Posts Tagged ‘client’
(I’ve also posted this entry as a comment to LCFG bug 146.)
I’ve just tried
[orkney]root: lsof -i | grep 732
and this is what I see:
rpc.statd 3094 rpcuser 7u IPv4 7031 TCP *:732 (LISTEN)
This was after a couple of reboots. Before the reboot nothing was using port
732 (client hadn’t started – because before *that* I’d mREMOVEd lcfg_client
from boot.services and rebooted until I got the machine coming up without
client starting on boot.)
Here’s what ‘man rpc.statd’ has to say about ports:

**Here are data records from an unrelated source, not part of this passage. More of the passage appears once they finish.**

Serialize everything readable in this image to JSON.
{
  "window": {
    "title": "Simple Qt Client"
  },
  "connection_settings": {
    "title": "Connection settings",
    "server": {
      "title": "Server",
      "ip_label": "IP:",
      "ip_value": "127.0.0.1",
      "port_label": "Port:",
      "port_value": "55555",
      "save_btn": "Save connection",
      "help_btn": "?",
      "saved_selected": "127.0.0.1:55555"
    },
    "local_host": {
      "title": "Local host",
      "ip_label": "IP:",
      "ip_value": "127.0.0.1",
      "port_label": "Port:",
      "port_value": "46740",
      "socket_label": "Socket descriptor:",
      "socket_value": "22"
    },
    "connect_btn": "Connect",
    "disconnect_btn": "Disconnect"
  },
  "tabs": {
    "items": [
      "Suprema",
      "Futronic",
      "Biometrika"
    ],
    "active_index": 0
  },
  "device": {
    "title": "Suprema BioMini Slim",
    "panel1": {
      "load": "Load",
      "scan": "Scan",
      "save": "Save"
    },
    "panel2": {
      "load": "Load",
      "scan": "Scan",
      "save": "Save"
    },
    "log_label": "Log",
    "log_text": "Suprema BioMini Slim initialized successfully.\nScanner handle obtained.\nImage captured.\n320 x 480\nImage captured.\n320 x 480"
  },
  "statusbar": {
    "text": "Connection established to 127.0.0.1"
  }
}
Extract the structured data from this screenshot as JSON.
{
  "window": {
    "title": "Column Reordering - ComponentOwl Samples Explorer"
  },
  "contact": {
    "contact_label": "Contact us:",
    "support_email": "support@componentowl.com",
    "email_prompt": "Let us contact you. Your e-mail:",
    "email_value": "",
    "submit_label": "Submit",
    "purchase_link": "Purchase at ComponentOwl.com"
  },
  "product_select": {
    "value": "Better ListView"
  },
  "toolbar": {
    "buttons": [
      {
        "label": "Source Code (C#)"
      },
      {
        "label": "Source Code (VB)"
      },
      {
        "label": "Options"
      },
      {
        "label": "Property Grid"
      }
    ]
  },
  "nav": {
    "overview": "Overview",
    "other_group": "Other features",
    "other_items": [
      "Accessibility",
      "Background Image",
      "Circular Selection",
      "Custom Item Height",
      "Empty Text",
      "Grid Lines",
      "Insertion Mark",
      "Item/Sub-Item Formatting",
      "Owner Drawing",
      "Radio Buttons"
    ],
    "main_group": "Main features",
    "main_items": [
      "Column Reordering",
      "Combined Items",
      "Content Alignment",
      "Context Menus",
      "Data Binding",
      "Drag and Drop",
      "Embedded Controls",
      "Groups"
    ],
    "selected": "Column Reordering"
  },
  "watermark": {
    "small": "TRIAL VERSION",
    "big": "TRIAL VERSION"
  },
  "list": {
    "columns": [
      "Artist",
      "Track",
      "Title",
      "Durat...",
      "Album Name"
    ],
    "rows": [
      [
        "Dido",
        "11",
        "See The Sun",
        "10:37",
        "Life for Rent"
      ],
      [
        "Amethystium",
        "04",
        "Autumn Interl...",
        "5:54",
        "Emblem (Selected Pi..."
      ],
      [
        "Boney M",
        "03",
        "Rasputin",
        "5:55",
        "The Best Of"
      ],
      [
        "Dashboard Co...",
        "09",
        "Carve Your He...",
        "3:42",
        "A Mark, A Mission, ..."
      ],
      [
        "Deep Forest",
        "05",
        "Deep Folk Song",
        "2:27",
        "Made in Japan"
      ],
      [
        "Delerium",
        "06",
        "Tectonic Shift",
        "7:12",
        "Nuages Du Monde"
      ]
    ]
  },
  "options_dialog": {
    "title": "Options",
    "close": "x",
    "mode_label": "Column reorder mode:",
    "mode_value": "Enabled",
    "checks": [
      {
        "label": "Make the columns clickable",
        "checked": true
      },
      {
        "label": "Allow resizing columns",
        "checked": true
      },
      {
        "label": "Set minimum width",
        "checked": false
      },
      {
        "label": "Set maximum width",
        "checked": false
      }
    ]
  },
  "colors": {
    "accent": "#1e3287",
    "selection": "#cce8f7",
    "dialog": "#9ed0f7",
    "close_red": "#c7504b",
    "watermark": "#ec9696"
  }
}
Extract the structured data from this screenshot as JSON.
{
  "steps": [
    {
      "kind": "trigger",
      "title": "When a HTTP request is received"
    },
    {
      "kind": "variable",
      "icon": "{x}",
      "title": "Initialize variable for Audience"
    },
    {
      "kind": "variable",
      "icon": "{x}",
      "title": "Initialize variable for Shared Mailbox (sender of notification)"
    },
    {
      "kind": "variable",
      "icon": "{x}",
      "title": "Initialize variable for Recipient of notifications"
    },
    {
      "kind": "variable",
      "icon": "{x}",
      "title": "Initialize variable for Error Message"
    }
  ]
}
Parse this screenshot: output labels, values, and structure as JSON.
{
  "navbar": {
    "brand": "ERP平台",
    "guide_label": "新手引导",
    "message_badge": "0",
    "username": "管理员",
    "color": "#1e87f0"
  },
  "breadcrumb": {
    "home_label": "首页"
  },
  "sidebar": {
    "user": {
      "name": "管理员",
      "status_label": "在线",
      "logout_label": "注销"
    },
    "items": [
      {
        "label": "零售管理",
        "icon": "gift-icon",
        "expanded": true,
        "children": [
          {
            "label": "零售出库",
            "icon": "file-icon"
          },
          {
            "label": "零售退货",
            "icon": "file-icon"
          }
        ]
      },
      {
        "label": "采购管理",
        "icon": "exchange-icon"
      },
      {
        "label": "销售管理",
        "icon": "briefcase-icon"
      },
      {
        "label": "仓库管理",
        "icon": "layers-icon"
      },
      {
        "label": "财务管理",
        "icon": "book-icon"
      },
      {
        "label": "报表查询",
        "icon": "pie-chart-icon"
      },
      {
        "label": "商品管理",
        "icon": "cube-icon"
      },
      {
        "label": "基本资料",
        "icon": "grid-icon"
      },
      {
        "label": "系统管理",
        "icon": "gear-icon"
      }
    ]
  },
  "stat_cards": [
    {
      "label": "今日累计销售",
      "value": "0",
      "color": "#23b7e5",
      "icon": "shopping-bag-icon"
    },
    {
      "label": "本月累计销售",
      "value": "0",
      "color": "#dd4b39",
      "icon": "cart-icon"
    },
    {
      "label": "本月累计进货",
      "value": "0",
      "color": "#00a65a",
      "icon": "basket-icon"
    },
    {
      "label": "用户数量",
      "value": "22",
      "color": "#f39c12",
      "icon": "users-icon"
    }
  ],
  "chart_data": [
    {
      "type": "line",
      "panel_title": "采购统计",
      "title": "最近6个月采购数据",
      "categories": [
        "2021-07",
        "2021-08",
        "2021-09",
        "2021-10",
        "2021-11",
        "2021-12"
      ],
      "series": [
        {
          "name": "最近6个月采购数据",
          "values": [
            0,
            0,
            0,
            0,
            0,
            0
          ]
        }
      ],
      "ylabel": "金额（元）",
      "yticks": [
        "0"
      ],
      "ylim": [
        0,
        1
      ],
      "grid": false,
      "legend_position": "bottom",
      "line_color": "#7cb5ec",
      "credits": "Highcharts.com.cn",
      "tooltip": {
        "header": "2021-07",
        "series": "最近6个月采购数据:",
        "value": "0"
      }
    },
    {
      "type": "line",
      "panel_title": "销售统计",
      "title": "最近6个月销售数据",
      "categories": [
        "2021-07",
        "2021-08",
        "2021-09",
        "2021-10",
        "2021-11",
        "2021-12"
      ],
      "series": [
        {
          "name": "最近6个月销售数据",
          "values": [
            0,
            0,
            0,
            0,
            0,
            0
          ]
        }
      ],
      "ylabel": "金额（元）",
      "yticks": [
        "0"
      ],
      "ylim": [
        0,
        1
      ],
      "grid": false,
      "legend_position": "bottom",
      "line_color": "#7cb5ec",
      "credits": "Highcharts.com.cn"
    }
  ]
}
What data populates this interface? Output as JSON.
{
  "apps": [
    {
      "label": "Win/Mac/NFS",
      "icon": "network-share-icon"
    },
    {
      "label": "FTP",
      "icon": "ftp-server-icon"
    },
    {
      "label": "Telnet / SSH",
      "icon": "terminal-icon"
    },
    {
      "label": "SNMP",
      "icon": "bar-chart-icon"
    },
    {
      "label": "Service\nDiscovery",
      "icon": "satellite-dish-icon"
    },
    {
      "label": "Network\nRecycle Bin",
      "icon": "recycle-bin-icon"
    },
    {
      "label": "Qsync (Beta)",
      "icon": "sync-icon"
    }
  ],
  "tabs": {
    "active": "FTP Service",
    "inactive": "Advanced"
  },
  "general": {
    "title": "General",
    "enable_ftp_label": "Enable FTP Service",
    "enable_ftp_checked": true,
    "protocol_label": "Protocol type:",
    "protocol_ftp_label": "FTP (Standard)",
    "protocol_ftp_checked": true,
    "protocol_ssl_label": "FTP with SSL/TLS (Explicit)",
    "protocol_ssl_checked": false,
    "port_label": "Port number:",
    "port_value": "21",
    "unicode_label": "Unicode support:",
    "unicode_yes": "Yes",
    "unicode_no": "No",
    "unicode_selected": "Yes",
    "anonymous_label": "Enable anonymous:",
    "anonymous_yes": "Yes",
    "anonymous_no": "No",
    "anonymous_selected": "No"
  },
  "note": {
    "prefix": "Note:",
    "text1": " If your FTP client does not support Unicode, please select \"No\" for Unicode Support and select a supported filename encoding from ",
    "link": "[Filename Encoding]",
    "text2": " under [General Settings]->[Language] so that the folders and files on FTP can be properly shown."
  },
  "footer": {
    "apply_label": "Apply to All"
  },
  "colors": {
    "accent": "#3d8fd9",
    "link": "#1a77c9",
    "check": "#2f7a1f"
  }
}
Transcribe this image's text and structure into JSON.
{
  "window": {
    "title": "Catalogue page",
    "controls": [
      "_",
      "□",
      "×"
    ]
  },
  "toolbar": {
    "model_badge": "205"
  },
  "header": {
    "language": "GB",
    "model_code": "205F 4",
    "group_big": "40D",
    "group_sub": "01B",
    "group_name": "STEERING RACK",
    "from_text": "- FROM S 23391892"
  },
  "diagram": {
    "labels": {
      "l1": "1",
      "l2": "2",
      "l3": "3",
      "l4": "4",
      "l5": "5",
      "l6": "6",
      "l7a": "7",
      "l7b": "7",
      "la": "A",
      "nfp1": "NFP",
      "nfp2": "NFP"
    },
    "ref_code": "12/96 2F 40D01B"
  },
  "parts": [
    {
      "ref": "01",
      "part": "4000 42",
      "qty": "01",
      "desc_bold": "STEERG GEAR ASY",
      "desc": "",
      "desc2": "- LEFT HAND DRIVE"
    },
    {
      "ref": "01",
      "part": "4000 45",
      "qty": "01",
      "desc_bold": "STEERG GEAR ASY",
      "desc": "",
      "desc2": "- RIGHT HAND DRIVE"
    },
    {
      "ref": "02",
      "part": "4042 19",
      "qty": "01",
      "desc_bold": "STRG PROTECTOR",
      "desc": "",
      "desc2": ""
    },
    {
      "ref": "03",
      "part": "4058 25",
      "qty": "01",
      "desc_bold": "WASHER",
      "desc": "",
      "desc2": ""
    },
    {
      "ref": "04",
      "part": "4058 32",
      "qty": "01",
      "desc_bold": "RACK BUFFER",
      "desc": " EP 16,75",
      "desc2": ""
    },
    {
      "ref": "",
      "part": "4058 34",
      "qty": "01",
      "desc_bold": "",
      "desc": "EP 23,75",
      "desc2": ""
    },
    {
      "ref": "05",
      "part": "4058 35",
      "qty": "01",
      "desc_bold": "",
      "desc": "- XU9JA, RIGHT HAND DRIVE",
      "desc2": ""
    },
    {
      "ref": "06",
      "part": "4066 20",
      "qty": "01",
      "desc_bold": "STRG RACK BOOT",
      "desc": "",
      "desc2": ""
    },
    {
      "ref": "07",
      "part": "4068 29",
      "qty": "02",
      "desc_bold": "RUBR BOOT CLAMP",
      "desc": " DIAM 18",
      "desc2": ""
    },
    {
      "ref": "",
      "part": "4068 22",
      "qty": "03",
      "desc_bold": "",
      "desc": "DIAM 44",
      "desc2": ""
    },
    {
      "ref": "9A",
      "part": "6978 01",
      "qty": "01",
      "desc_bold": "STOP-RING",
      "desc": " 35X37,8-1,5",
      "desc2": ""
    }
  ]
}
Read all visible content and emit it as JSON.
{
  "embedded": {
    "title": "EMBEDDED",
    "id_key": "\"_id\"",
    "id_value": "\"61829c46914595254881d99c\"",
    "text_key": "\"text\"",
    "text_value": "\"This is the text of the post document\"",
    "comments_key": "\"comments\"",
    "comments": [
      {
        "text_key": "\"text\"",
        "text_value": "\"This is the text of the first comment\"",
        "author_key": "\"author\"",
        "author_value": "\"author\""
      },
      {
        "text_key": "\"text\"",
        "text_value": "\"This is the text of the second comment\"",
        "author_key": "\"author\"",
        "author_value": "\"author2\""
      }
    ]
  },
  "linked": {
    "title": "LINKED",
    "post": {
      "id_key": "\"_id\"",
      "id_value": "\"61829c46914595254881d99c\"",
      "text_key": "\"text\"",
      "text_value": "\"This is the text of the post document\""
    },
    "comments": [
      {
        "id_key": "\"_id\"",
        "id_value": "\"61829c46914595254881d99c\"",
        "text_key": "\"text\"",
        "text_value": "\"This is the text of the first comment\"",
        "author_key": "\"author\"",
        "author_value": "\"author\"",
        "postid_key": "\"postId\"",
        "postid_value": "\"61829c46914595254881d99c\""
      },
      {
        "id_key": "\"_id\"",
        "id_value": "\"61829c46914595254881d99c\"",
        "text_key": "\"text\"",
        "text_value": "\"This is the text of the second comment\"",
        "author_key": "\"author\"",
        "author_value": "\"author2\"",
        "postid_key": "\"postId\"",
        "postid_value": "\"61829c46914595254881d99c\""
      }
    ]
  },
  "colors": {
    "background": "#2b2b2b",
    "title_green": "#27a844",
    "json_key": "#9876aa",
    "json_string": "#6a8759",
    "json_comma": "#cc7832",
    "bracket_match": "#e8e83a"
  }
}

-o, –outgoing-port port
specify a port for rpc.statd to send outgoing status requests
from. By default, rpc.statd will ask portmap(8) to assign it a
port number. As of this writing, there is not a standard port
number that portmap always or usually assigns. Specifying a
port may be useful when implementing a firewall.
-p, –port port
specify a port for rpc.statd to listen on. By default,
rpc.statd will ask portmap(8) to assign it a port number. As of
this writing, there is not a standard port number that portmap
always or usually assigns. Specifying a port may be useful when
implementing a firewall.
No LCFG components mention rpcstatd. Two /etc/init.d scripts do, rstatd and
rstatd isn’t in boot.services but nfslock is. nfslock also starts up earlier
than client does/did.
Looking at nfslock, it starts statd and *optionally* specifies ports according
to variables defined in /etc/sysconfig/nfs:
[orkney]root: grep -i stat /etc/sysconfig/nfs # Optional arguments passed to rpc.statd. See rpc.statd(8) #STATDARG="" # Port rpc.statd should listen on. #STATD_PORT=662 # Outgoing port statd should used. The default is port #STATD_OUTGOING_PORT=2020 #STATD_HA_CALLOUT="/usr/local/bin/foo"
Since those are commented out just now it doesn’t ask for particular ports.
Looking at /etc/services, both of those ports suggested in the commented-out
entries in /etc/sysconfig/nfs are already being used for other things
The test 755 slept happily last night, three times, and was fine when it woke up this morning.
However on reboot it again got stuck starting the client component. I’ve entered this as bug 146 in the LCFG bug tracker.
I’ve written some guidelines on how to go about debugging sleep-related problems.
The test 755′s most recent difficulty turned out to be not a crash or a total machine hang, but something that happened the last time I rebooted it. I can’t now remember why it was necessary to reboot the machine, but anyway, I had started the reboot then departed for pleasanter climes. When I got back to it today the machine was half-booted and showing “LCFG mailng [OK]” at the bottom of a list of startup messages. Which means that it had completed mailng and was starting the next thing on the list: the client component. I later retrieved the client log and at the hang it was saying:
01/06/09 16:42:53: >> context
01/06/09 16:43:16: >> start
01/06/09 16:43:16: configuration changed
01/06/09 16:43:16: starting daemon [4283/732] version 2.2.37 04/17/09 13:53:56
01/06/09 16:43:16: warnings: conflict,context,dirs,error,localprofile,notify,parse,rpms,server
01/06/09 16:43:16: ** can’t bind UDP socket
01/06/09 16:43:16: ** Address already in use
When I restarted the machine today the client component started OK and the machine booted successfully. This time the client log said:
03/06/09 12:31:57: >> context
03/06/09 12:32:19: >> start
03/06/09 12:32:19: configuration changed
03/06/09 12:32:19: starting daemon [4291/732] version 2.2.37 04/17/09 13:53:56
03/06/09 12:32:19: warnings: conflict,context,dirs,error,localprofile,notify,parse,rpms,server
03/06/09 12:32:19: context check requested
03/06/09 12:32:19: new context: booting=true
03/06/09 12:32:23: profile accepted: 2921cae88f21209cf706dec15bafd4b5
03/06/09 12:33:27: >> context
03/06/09 12:33:27: context check requested
03/06/09 12:33:27: new context: default
03/06/09 12:33:30: profile accepted: 2921cae88f21209cf706dec15bafd4b5
This morning’s development meeting went well, a big improvement on previous ones I think: it helps far more to talk briefly about the real progress on each project than to go on about deadlines.